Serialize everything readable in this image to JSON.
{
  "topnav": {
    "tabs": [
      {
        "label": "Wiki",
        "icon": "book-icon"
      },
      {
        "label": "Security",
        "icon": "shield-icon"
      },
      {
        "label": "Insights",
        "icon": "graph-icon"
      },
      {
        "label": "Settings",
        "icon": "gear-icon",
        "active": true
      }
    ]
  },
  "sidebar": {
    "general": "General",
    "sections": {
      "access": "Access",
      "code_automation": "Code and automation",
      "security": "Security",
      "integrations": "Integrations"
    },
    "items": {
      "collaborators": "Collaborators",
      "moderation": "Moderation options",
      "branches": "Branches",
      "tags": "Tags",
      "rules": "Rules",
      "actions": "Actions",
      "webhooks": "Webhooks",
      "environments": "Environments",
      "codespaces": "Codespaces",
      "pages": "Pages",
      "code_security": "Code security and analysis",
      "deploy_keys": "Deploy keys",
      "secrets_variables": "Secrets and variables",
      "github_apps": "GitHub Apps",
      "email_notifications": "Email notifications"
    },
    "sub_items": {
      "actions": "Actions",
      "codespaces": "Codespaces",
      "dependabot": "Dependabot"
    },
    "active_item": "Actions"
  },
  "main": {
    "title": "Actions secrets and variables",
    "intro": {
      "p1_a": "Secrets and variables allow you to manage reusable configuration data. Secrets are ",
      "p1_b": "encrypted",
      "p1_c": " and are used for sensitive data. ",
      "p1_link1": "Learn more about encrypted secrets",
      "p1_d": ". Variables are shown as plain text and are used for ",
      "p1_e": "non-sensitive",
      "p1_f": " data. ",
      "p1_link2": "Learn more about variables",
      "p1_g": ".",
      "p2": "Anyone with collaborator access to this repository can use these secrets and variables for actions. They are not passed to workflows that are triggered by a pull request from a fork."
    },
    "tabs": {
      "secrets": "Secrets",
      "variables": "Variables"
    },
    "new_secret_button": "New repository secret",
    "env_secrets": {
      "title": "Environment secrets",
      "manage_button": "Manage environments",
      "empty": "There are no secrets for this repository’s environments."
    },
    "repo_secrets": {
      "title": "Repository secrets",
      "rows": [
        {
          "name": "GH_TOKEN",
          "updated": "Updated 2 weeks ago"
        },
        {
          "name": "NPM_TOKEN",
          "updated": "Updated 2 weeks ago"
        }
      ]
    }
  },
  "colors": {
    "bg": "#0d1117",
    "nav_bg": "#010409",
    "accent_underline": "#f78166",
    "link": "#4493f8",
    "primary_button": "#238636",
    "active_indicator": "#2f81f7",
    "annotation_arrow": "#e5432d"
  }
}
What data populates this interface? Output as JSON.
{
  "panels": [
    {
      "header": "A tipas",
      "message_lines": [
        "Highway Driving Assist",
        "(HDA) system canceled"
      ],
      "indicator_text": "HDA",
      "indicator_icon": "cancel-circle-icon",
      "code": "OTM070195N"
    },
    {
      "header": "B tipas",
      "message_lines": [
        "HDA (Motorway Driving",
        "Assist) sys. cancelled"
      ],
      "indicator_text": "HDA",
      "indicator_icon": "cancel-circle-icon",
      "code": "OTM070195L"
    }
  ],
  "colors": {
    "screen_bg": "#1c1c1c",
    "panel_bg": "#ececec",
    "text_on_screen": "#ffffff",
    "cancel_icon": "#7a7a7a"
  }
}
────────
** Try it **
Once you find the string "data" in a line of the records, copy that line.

** Task response **
      "p1_a": "Secrets and variables allow you to manage reusable configuration data. Secrets are ",
      "p1_c": " and are used for sensitive data. ",
      "p1_f": " data. ",
What data populates this interface? Output as JSON.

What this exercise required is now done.